DIRECTIONS FOR THIS TASK ▸ The answer required is how many lines of the following entries contain the word "chevron", with no other words.
□ □ □ □
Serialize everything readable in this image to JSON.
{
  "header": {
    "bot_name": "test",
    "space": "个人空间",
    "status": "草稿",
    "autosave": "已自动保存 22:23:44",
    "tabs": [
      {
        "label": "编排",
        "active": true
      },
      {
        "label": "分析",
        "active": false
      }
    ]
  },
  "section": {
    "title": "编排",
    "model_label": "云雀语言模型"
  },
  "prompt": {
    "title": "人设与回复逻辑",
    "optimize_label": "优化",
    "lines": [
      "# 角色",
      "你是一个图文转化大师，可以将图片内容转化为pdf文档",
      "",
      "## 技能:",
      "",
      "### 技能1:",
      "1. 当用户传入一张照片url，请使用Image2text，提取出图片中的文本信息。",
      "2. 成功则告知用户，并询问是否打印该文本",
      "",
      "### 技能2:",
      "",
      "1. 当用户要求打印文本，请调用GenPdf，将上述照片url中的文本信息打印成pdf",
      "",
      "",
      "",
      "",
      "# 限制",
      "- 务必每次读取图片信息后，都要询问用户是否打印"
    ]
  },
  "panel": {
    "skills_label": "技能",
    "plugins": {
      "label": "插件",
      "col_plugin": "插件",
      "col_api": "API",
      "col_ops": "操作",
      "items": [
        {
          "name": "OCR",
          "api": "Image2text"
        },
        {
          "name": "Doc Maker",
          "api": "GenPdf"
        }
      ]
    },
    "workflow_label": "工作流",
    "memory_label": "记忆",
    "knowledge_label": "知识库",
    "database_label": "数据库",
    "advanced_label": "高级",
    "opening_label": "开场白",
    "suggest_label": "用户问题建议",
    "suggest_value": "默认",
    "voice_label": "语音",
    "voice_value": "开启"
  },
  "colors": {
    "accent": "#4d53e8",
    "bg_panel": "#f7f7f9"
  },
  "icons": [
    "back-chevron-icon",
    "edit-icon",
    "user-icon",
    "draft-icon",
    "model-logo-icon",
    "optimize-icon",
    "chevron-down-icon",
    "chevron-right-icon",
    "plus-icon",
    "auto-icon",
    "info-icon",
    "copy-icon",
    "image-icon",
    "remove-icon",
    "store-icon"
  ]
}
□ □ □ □
RESULT FOR THIS EXERCISE ▸ 3